The Obama administration's decision to stop defending the Defense of Marriage Act (DOMA), which defines marriage as the union of a man and woman, may mean that the surviving spouse of a lesbian couple will be reimbursed for the $350,000 tax bill she paid on her wife's estate. But the outcome of the case may hinge on whether members of Congress step in to defend the marriage law themselves.
Edith Windsor and Thea Spyer became engaged in 1967 and were married in Canada in 2007, although they lived in New York City. Ordinarily, spouses can leave any amount of property to their spouses free of federal estate tax. But when Ms. Spyer died in 2009, Ms. Windsor, 81, had to pay Ms Spyer's estate tax bill because of DOMA, a 1996 law that denies federal recognition of gay marriages.
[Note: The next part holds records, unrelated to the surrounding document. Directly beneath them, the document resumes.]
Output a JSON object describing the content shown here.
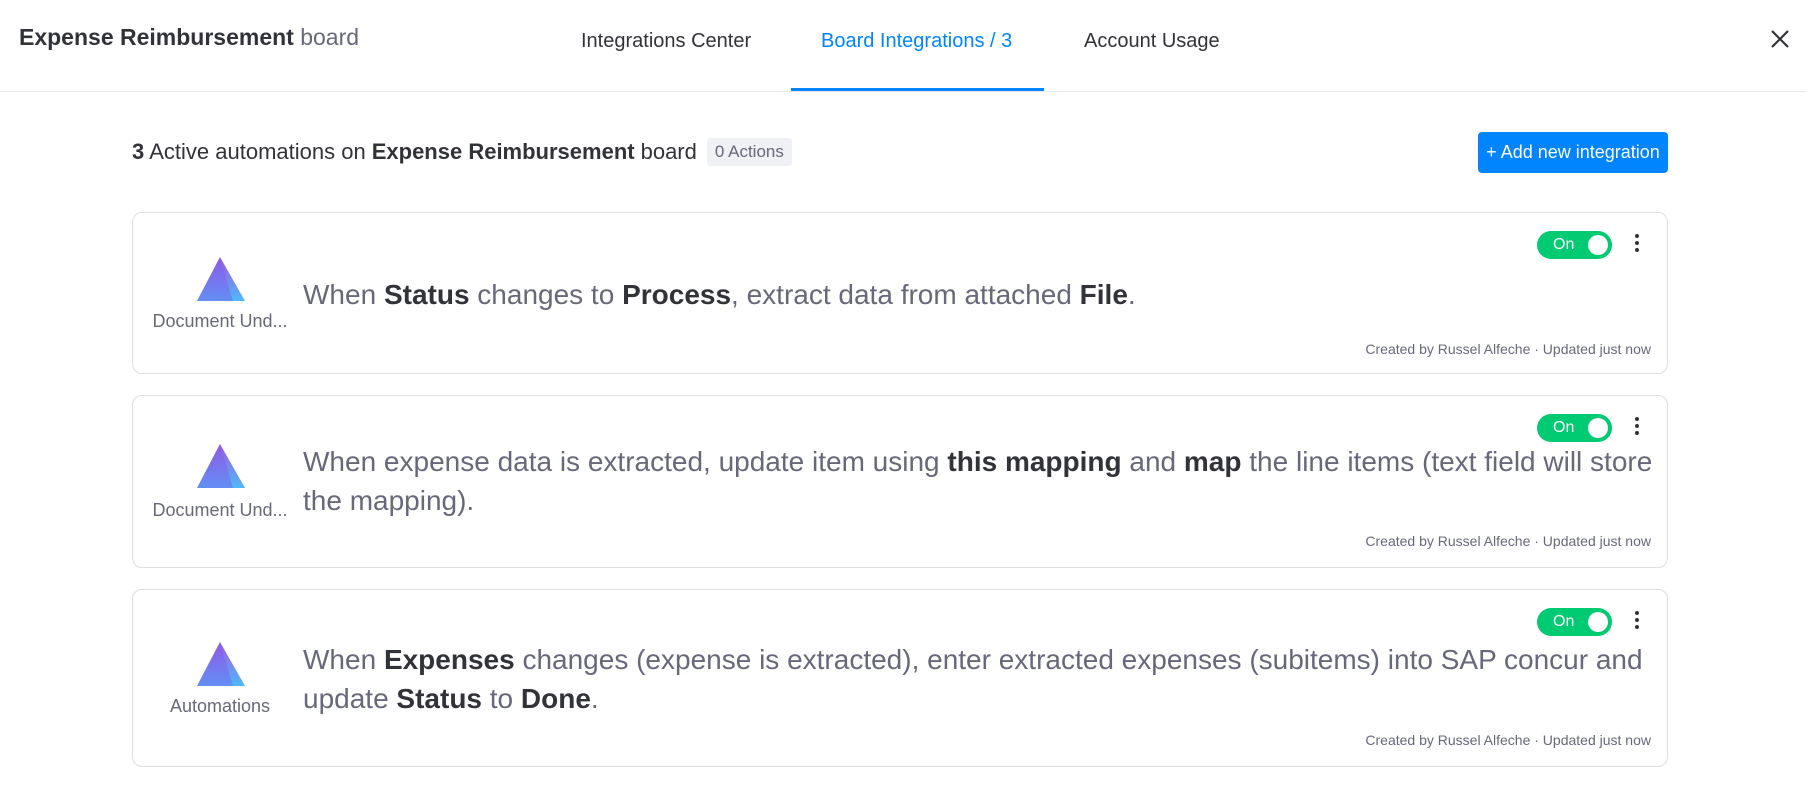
{
  "header": {
    "board_name": "Expense Reimbursement",
    "board_suffix": "board",
    "tabs": [
      {
        "label": "Integrations Center"
      },
      {
        "label": "Board Integrations / 3"
      },
      {
        "label": "Account Usage"
      }
    ],
    "active_tab": "Board Integrations / 3"
  },
  "summary": {
    "count": "3",
    "text": "Active automations on",
    "board_name": "Expense Reimbursement",
    "board_suffix": "board",
    "actions_badge": "0 Actions",
    "add_button": "+ Add new integration"
  },
  "cards": [
    {
      "app_name": "Document Und...",
      "toggle_label": "On",
      "sentence": [
        {
          "t": "When ",
          "b": false
        },
        {
          "t": "Status",
          "b": true
        },
        {
          "t": " changes to ",
          "b": false
        },
        {
          "t": "Process",
          "b": true
        },
        {
          "t": ", extract data from attached ",
          "b": false
        },
        {
          "t": "File",
          "b": true
        },
        {
          "t": ".",
          "b": false
        }
      ],
      "meta": "Created by Russel Alfeche · Updated just now"
    },
    {
      "app_name": "Document Und...",
      "toggle_label": "On",
      "sentence": [
        {
          "t": "When expense data is extracted, update item using ",
          "b": false
        },
        {
          "t": "this mapping",
          "b": true
        },
        {
          "t": " and ",
          "b": false
        },
        {
          "t": "map",
          "b": true
        },
        {
          "t": " the line items (text field will store the mapping).",
          "b": false
        }
      ],
      "meta": "Created by Russel Alfeche · Updated just now"
    },
    {
      "app_name": "Automations",
      "toggle_label": "On",
      "sentence": [
        {
          "t": "When ",
          "b": false
        },
        {
          "t": "Expenses",
          "b": true
        },
        {
          "t": " changes (expense is extracted), enter extracted expenses (subitems) into SAP concur and update ",
          "b": false
        },
        {
          "t": "Status",
          "b": true
        },
        {
          "t": " to ",
          "b": false
        },
        {
          "t": "Done",
          "b": true
        },
        {
          "t": ".",
          "b": false
        }
      ],
      "meta": "Created by Russel Alfeche · Updated just now"
    }
  ],
  "icons": {
    "close": "close-icon",
    "app_logo": "monday-triangle-logo-icon",
    "menu": "kebab-menu-icon"
  },
  "colors": {
    "accent": "#0085ff",
    "toggle_on": "#00ca72",
    "logo_gradient_top": "#a358df",
    "logo_gradient_bottom": "#4fb9f7"
  }
}
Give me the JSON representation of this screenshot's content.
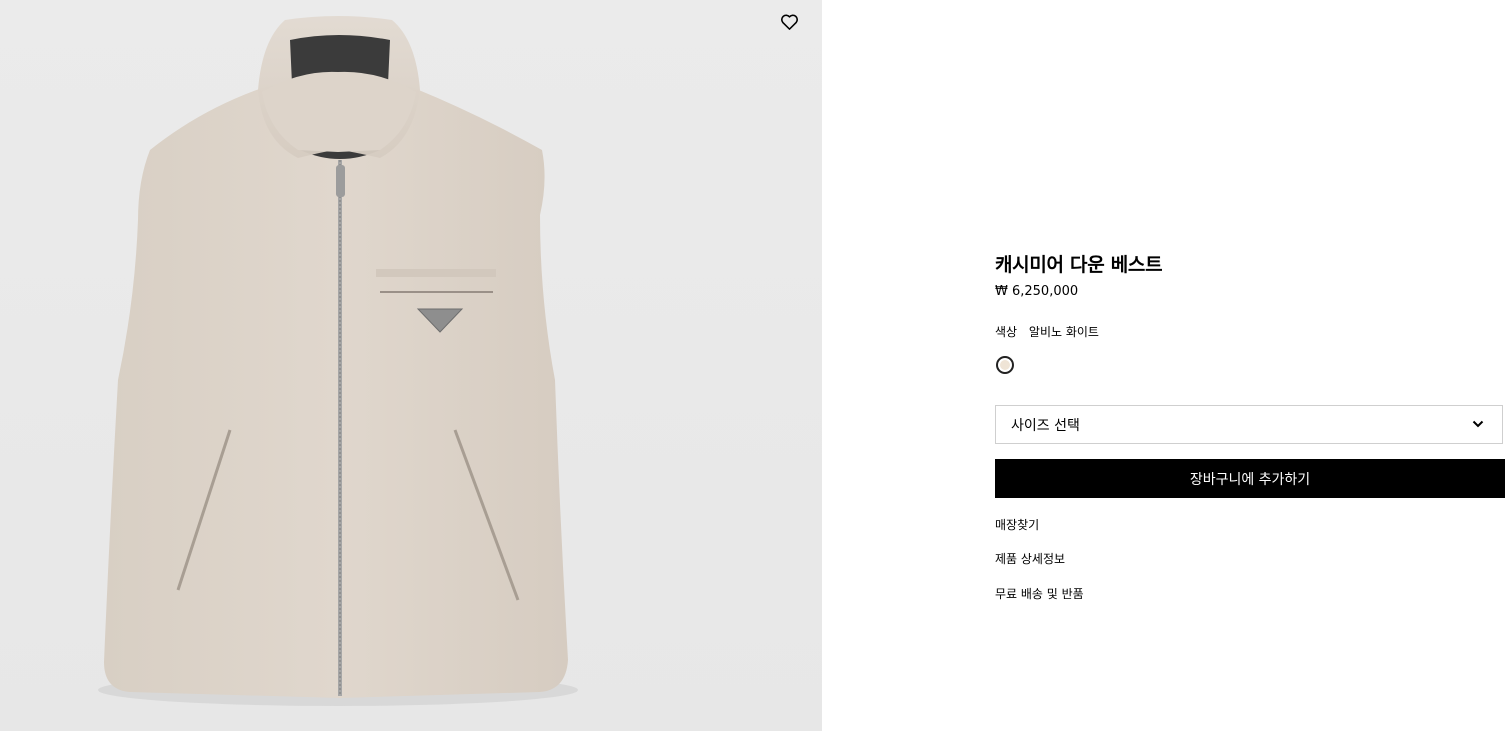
{
  "product": {
    "title": "캐시미어 다운 베스트",
    "price": "₩ 6,250,000",
    "color_label": "색상",
    "color_value": "알비노 화이트",
    "swatch_color": "#efe4d6",
    "size_placeholder": "사이즈 선택",
    "add_to_cart": "장바구니에 추가하기",
    "links": [
      "매장찾기",
      "제품 상세정보",
      "무료 배송 및 반품"
    ]
  },
  "image": {
    "background": "#e9e9e9",
    "garment_color": "#ddd3c8",
    "icons": [
      "heart-icon",
      "chevron-down-icon"
    ]
  }
}
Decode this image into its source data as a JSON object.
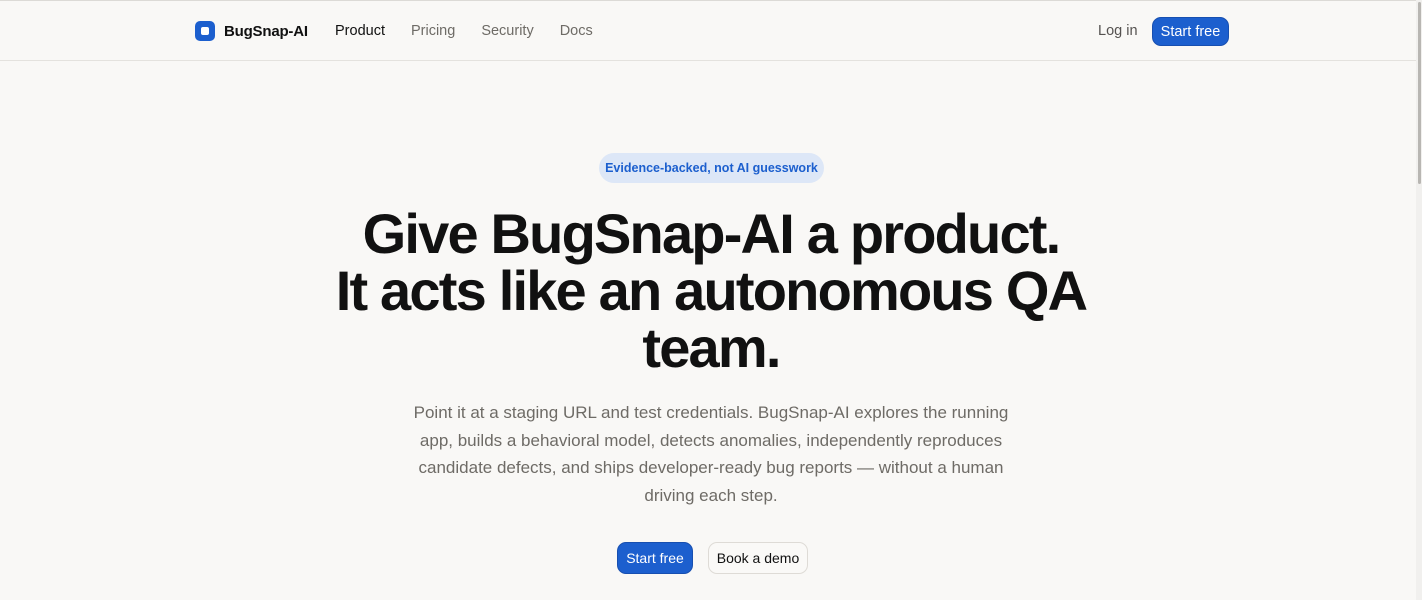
{
  "header": {
    "brand_name": "BugSnap-AI",
    "nav": [
      "Product",
      "Pricing",
      "Security",
      "Docs"
    ],
    "active_nav": "Product",
    "login_label": "Log in",
    "cta_label": "Start free"
  },
  "hero": {
    "badge": "Evidence-backed, not AI guesswork",
    "headline_line1": "Give BugSnap-AI a product.",
    "headline_line2": "It acts like an autonomous QA",
    "headline_line3": "team.",
    "subtext": "Point it at a staging URL and test credentials. BugSnap-AI explores the running app, builds a behavioral model, detects anomalies, independently reproduces candidate defects, and ships developer-ready bug reports — without a human driving each step.",
    "primary_cta": "Start free",
    "secondary_cta": "Book a demo"
  },
  "icons": {
    "brand": "logo-mark-icon"
  },
  "colors": {
    "accent": "#1c5fce",
    "background": "#f9f8f6",
    "badge_background": "#dde7f7",
    "heading": "#111111",
    "muted_text": "#6e6b66"
  }
}
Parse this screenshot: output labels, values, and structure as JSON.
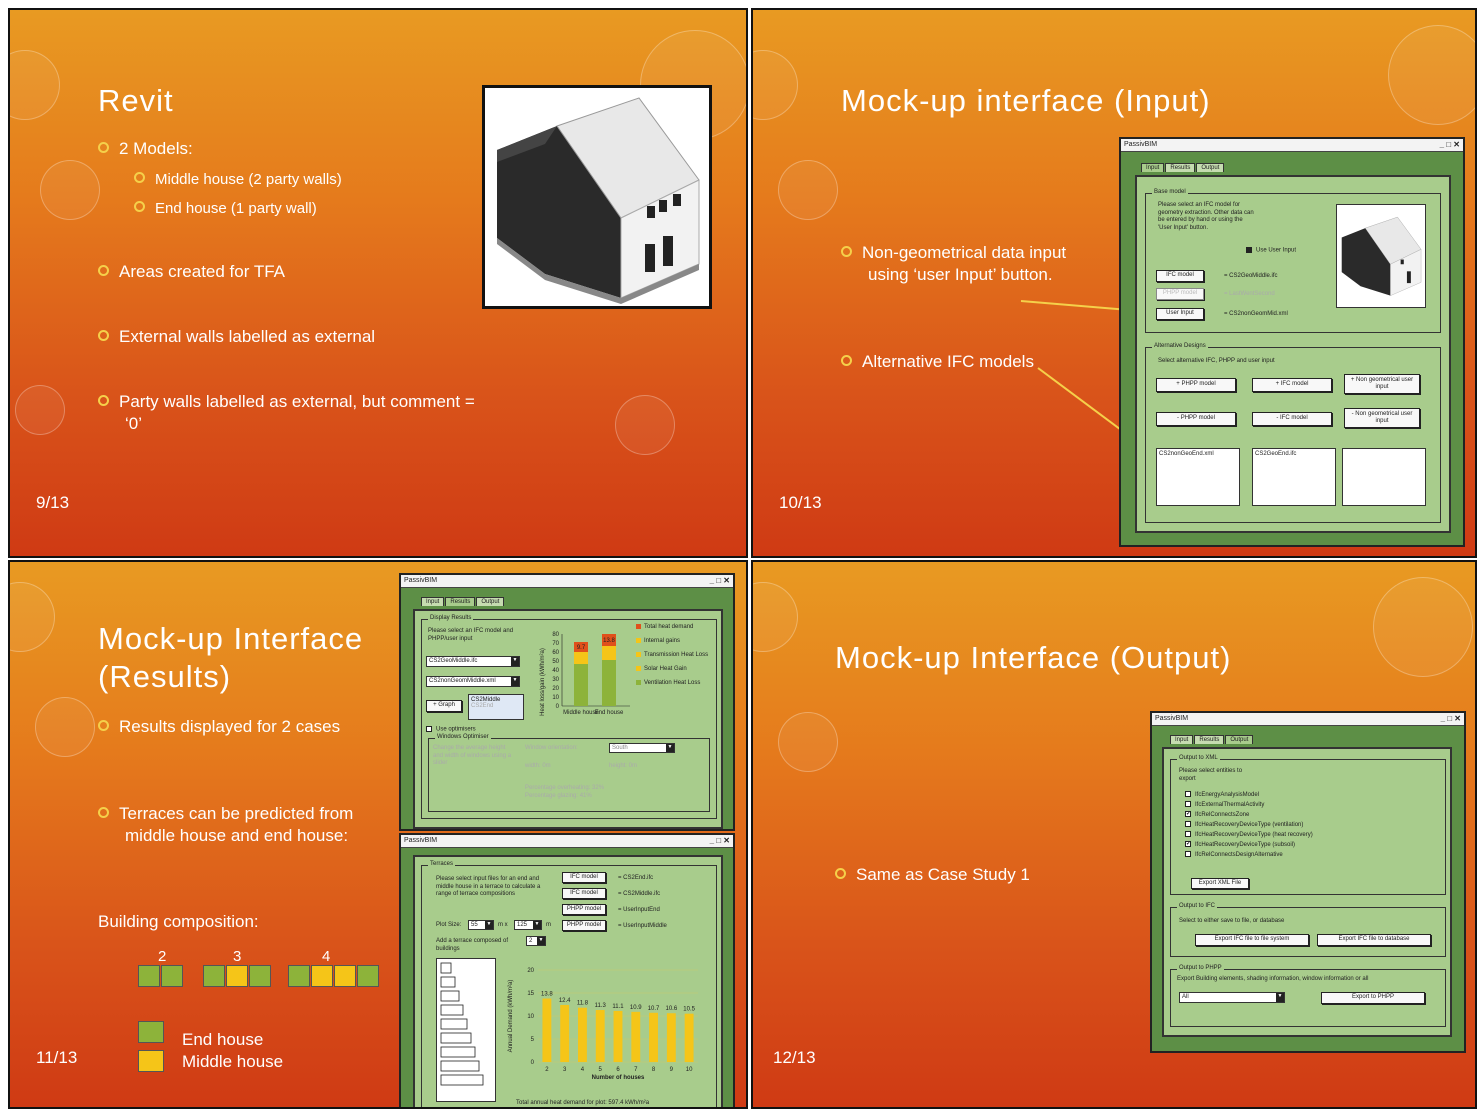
{
  "slide1": {
    "title": "Revit",
    "bullets": [
      "2 Models:",
      "Areas created for TFA",
      "External walls labelled as external",
      "Party walls labelled as external, but comment = ‘0’"
    ],
    "sub_bullets": [
      "Middle house (2 party walls)",
      "End house (1 party wall)"
    ],
    "page": "9/13"
  },
  "slide2": {
    "title": "Mock-up interface (Input)",
    "bullets": [
      "Non-geometrical data input using ‘user Input’ button.",
      "Alternative IFC models"
    ],
    "page": "10/13",
    "window": {
      "app": "PassivBIM",
      "controls": "_ □ ✕",
      "tabs": [
        "Input",
        "Results",
        "Output"
      ],
      "base_group": "Base model",
      "base_text": "Please select an IFC model for geometry extraction. Other data can be entered by hand or using the 'User Input' button.",
      "use_user_input": "Use User Input",
      "ifc_btn": "IFC model",
      "ifc_val": "= CS2GeoMiddle.ifc",
      "phpp_btn": "PHPP model",
      "phpp_val": "= LastWentSecond",
      "user_btn": "User Input",
      "user_val": "= CS2nonGeomMid.xml",
      "alt_group": "Alternative Designs",
      "alt_text": "Select alternative IFC, PHPP and user input",
      "add_phpp": "+ PHPP model",
      "add_ifc": "+ IFC model",
      "add_ng": "+ Non geometrical user input",
      "rem_phpp": "- PHPP model",
      "rem_ifc": "- IFC model",
      "rem_ng": "- Non geometrical user input",
      "list1": "CS2nonGeoEnd.xml",
      "list2": "CS2GeoEnd.ifc"
    }
  },
  "slide3": {
    "title_line1": "Mock-up Interface",
    "title_line2": "(Results)",
    "bullets": [
      "Results displayed for 2 cases",
      "Terraces can be predicted from middle house and end house:"
    ],
    "composition_label": "Building composition:",
    "comp_numbers": [
      "2",
      "3",
      "4"
    ],
    "legend": [
      "End house",
      "Middle house"
    ],
    "legend_colors": [
      "#8db33a",
      "#f5c518"
    ],
    "page": "11/13",
    "win1": {
      "app": "PassivBIM",
      "controls": "_ □ ✕",
      "tabs": [
        "Input",
        "Results",
        "Output"
      ],
      "group": "Display Results",
      "text": "Please select an IFC model and PHPP/user input",
      "sel1": "CS2GeoMiddle.ifc",
      "sel2": "CS2nonGeomMiddle.xml",
      "graph_btn": "+ Graph",
      "list_a": "CS2Middle",
      "list_b": "CS2End",
      "use_opt": "Use optimisers",
      "opt_group": "Windows Optimiser",
      "opt_text": "Change the average height and width of windows using a slider",
      "orient_label": "Window orientation:",
      "orient_val": "South",
      "width_label": "width: 0m",
      "height_label": "height: 0m",
      "pct_overheat": "Percentage overheating: 32%",
      "pct_glazing": "Percentage glazing: 41%",
      "ylabel": "Heat loss/gain (kWh/m²a)",
      "yticks": [
        "80",
        "70",
        "60",
        "50",
        "40",
        "30",
        "20",
        "10",
        "0"
      ],
      "categories": [
        "Middle house",
        "End house"
      ],
      "bar_labels": [
        "9.7",
        "13.8"
      ],
      "legend": [
        "Total heat demand",
        "Internal gains",
        "Transmission Heat Loss",
        "Solar Heat Gain",
        "Ventilation Heat Loss"
      ],
      "legend_colors": [
        "#e0501b",
        "#f5c518",
        "#f5c518",
        "#f5c518",
        "#8db33a"
      ]
    },
    "win2": {
      "app": "PassivBIM",
      "controls": "_ □ ✕",
      "group": "Terraces",
      "text": "Please select input files for an end and middle house in a terrace to calculate a range of terrace compositions",
      "ifc1_btn": "IFC model",
      "ifc1_val": "= CS2End.ifc",
      "ifc2_btn": "IFC model",
      "ifc2_val": "= CS2Middle.ifc",
      "phpp1_btn": "PHPP model",
      "phpp1_val": "= UserInputEnd",
      "phpp2_btn": "PHPP model",
      "phpp2_val": "= UserInputMiddle",
      "plot_label": "Plot Size:",
      "plot_w": "55",
      "plot_x": "m x",
      "plot_h": "125",
      "plot_unit": "m",
      "add_label": "Add a terrace composed of",
      "add_val": "2",
      "add_unit": "buildings",
      "footer": "Total annual heat demand for plot: 597.4 kWh/m²a"
    }
  },
  "chart_data": {
    "type": "bar",
    "categories": [
      "2",
      "3",
      "4",
      "5",
      "6",
      "7",
      "8",
      "9",
      "10"
    ],
    "values": [
      13.8,
      12.4,
      11.8,
      11.3,
      11.1,
      10.9,
      10.7,
      10.6,
      10.5
    ],
    "xlabel": "Number of houses",
    "ylabel": "Annual Demand (kWh/m²a)",
    "ylim": [
      0,
      20
    ],
    "yticks": [
      "20",
      "15",
      "10",
      "5",
      "0"
    ],
    "bar_color": "#f5c518"
  },
  "slide4": {
    "title": "Mock-up Interface (Output)",
    "bullets": [
      "Same as Case Study 1"
    ],
    "page": "12/13",
    "window": {
      "app": "PassivBIM",
      "controls": "_ □ ✕",
      "tabs": [
        "Input",
        "Results",
        "Output"
      ],
      "xml_group": "Output to XML",
      "xml_text": "Please select entities to export",
      "entities": [
        {
          "label": "IfcEnergyAnalysisModel",
          "checked": false
        },
        {
          "label": "IfcExternalThermalActivity",
          "checked": false
        },
        {
          "label": "IfcRelConnectsZone",
          "checked": true
        },
        {
          "label": "IfcHeatRecoveryDeviceType (ventilation)",
          "checked": false
        },
        {
          "label": "IfcHeatRecoveryDeviceType (heat recovery)",
          "checked": false
        },
        {
          "label": "IfcHeatRecoveryDeviceType (subsoil)",
          "checked": true
        },
        {
          "label": "IfcRelConnectsDesignAlternative",
          "checked": false
        }
      ],
      "export_xml": "Export XML File",
      "ifc_group": "Output to IFC",
      "ifc_text": "Select to either save to file, or database",
      "export_ifc_file": "Export IFC file to file system",
      "export_ifc_db": "Export IFC file to database",
      "phpp_group": "Output to PHPP",
      "phpp_text": "Export Building elements, shading information, window information or all",
      "phpp_sel": "All",
      "export_phpp": "Export to PHPP"
    }
  }
}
Although New York State considered the couple married, the federal government did not and taxed Ms. Syper's estate as though the two were not married. (Spouses can leave any amount of property to their spouses, if the spouses are U.S. citizens, free of federal estate tax.) As ElderLawAnswers reported earlier, Ms. Windsor sued the U.S. government seeking to have DOMA declared unconstitutional and asking for a refund of the $350,000 in estate taxes she was forced to pay.
Now that President Obama and Attorney General Eric Holder have themselves declared this section of DOMA unconstitutional, the case is on a different footing. The government was scheduled to file a brief in the case on March 11, which it still intends to do but "it will obviously be consistent with the attorney general's statement," said Ms. Windsor's attorney, Roberta Kaplan, in an interview with The AMLaw Daily.
With both parties in agreement, this would seem to suggest certain legal success for Ms. Windsor, but members of Congress could retain counsel and defend the DOMA statute themselves. A Wall Street Journal blog reports that "Brian Brown, president of the National Organization for Marriage, which opposes same-sex marriage, said his group had already been meeting with members of Congress to ask them to intervene" in this and other DOMA legal challenges. The office of House Majority Leader John Boehner (R-OH) reportedly had no comment about whether he would get involved in any of the suits. Sen. Dianne Feinstein (D-CA) issued a statement that she intends to introduce legislation that "will once and for all repeal" the 1996 law.
Meanwhile, Attorney Kaplan, who is with the firm of Paul, Weiss, Rifkind, Wharton & Garrison, said she is hoping for a quick resolution, noting that her client "is 81 years old, has a serious heart condition, and is not getting any younger. We look forward to moving ahead with her case as expeditiously as possible so that she gets the justice that she so richly deserves."
In a statement, Ms. Windsor said: "There are not words to express my feelings given that President Obama and the Department of Justice have done the right thing by recognizing this fundamental principle that all people and all marriages are entitled to be treated equally under the United States Constitution. My only regret is that my beloved late spouse, Thea Spyer, isn't here to share in this historic moment. But in my heart, I feel that she knows."